§ For some reason, I had this tab saved from weeks ago, but it seems just as germane, and fascinating, a discussion of hos MArvel Comics play up to Tumblr culture comics. It’s probably the best thing I’ve read about how current comics work:
What we ended up with was a different take on what critic Tim O’Neil described as “momentism” – “a style of writing predicated on the singular iconic ‘moment’ as the indissoluble element of superhero writing”. The powerhouse writers of DC, Geoff Johns and Scott Snyder, are the current kings of momentism: their books filled with blockbuster ‘story beats’ and the kind of “whoa – did he just?” splash pages that fans have long adored. Marvel try this too – their event comics have plenty of badass violence, heroic speeches, hammers smashing through chests, etc. – but for me it never quite comes off: epic momentism doesn’t feel like the natural mode of any of their current main writers (and all the better for it).
Instead what Young Avengers, and Hawkeye, and the more interesting end of Marvel Now! give us is a quieter, slyer, character based soft momentism – single- or double-panel vignettes that shed light on a protagonist. The last two issues of Young Avengers – a multi-artist jam about a new years’ party – are just full of them: Billy and Teddy’s dancefloor embrace, Loki’s flirting with David, America’s closing remark to Kate, and of course Loki’s photograph. Sometimes they reveal something new, even turn a character inside out. More often they’re just funny, or sad, or sexy. They give you feels.

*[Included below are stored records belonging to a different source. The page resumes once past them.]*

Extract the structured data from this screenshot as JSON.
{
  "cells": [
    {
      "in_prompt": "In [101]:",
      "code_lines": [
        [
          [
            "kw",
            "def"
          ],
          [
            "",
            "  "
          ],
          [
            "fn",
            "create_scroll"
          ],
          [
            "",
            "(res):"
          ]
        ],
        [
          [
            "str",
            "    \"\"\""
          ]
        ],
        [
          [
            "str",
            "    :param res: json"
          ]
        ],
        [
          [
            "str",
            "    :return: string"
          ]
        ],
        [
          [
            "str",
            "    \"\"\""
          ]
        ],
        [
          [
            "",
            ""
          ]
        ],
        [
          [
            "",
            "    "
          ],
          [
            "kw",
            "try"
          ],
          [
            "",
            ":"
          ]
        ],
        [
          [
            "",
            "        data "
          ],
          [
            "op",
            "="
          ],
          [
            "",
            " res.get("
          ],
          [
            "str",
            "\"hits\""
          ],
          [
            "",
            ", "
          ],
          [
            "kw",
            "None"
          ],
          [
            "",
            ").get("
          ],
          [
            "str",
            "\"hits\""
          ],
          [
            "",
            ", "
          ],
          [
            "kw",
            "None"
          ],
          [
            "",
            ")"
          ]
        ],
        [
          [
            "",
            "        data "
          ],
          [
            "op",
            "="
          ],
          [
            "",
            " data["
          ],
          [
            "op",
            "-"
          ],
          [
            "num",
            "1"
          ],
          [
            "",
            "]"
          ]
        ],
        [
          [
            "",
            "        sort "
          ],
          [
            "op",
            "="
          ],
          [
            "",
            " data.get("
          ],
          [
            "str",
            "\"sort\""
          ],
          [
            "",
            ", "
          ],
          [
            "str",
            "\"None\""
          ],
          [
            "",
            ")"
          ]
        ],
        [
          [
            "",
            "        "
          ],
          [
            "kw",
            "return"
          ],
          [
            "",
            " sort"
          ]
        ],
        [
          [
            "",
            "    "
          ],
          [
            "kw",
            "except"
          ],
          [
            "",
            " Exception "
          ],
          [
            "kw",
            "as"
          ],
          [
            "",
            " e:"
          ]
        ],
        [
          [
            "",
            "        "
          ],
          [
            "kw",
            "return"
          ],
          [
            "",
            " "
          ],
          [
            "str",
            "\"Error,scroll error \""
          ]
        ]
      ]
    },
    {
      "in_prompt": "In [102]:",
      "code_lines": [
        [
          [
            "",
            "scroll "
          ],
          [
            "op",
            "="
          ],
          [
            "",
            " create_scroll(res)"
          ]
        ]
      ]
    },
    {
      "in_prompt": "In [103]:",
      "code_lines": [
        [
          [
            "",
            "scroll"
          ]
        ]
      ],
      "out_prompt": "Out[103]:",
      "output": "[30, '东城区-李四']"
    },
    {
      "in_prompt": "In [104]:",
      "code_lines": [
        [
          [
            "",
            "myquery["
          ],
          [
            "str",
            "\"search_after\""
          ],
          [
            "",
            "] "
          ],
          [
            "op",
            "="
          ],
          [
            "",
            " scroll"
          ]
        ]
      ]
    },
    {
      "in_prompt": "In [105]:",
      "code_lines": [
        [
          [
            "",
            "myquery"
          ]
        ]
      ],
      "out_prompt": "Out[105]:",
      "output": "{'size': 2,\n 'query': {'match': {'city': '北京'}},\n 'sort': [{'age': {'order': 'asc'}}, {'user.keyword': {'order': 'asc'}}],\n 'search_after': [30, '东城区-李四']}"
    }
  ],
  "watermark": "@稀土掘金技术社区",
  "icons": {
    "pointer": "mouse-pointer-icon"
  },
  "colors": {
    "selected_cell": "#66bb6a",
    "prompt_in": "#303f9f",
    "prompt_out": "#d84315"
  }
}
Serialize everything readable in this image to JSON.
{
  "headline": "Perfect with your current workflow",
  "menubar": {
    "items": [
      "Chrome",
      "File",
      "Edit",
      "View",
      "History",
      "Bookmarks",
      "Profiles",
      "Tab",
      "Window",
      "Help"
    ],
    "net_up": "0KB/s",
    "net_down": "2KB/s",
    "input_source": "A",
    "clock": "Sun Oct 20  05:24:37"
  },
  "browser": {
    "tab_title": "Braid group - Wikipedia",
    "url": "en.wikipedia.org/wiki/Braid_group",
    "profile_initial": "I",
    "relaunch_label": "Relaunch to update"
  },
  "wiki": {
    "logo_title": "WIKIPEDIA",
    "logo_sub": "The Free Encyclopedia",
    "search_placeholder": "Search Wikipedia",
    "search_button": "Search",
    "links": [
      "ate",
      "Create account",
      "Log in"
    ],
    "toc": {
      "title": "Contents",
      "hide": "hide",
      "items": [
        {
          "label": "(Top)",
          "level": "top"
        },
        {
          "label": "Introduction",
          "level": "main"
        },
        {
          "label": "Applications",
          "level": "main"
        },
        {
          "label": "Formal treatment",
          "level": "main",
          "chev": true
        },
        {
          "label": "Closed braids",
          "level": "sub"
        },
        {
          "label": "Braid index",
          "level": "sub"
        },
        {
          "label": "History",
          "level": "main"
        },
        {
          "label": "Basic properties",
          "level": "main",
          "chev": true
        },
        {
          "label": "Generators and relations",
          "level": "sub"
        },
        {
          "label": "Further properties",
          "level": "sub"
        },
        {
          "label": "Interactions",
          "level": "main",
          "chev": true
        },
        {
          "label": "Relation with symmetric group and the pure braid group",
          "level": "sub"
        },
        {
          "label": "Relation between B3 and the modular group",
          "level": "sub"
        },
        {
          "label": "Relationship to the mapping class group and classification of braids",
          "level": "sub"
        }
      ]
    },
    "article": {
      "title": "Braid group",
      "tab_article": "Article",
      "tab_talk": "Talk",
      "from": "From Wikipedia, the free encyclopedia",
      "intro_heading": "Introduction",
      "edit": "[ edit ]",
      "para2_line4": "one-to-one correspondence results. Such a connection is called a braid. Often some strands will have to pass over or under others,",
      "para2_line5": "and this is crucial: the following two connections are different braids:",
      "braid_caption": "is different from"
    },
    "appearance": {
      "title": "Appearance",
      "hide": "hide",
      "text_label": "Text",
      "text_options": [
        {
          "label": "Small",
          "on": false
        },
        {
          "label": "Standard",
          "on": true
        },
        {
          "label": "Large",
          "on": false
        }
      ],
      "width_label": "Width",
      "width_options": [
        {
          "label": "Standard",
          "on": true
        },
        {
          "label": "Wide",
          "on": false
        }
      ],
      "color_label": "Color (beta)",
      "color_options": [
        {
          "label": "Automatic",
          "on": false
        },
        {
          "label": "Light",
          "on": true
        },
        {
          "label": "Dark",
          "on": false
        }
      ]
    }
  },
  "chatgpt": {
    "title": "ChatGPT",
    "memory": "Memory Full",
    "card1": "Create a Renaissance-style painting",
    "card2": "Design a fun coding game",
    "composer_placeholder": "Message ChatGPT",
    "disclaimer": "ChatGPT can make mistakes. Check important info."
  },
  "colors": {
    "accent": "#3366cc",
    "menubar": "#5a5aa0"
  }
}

§ If you’ve been reading the Beat you may have noticed a comment uproar over this post. This post was also picked up by an Italian comics news website, and i have to confess, even in the notoriously awful Google translation, their interpretation says better than I could what I though the post means:
One of the most deeply rooted clichés on comics (especially the mainstream / superhero) wants readers are only males. In almost any movie or TV series starring one or more nerd, sooner or later, comes the scene where comic books in their confidence comes a girl, leaving everyone in an awkward state of aphasia caused by the exceptional nature of the event. Because, you know, girls do not read comics and if by chance they do, read the manga.
But is it really so? Apparently not…
§ Morrie Turner, the late creator of Wee Pals and a pioneering role model, has a large and fitting memorial.
Hundreds of fans, family members and friends dropped by the ballroom of Claremont Hotel on Sunday afternoon to say their final goodbyes to the well-known Oakland-born cartoonist.
§ Writer Antony Johnston unpacks some numberson his comics orders and reveals that it’s STILL between 10-30% of comics shops that will order a book that isn’t Marvel or DC. My advice is to just let the ones who don’t love their lives as they wish and go on with our own.
Webcomics 102, and I didn’t mean this to be more about the great comcis gender divide, but…
Another reason why I find webcomics to be widely important to read is because of who writes them. A majority of the popular webcomic artists on the internet are female. This is important because the number of women working in the big comic book companies in the industry is very, very small. Women in the comic book industry are often poorly represented in the office and in print. Comics are still seen by many as a “man’s world” type of industry and cater to male interests above all else. While some companies are better at including proper female representation in comics now (to deal with the backlash of former sexist portrayals of characters) women still have a hard time breaking into the industry. So the fact that women are dominating the webcomic scene is monumental.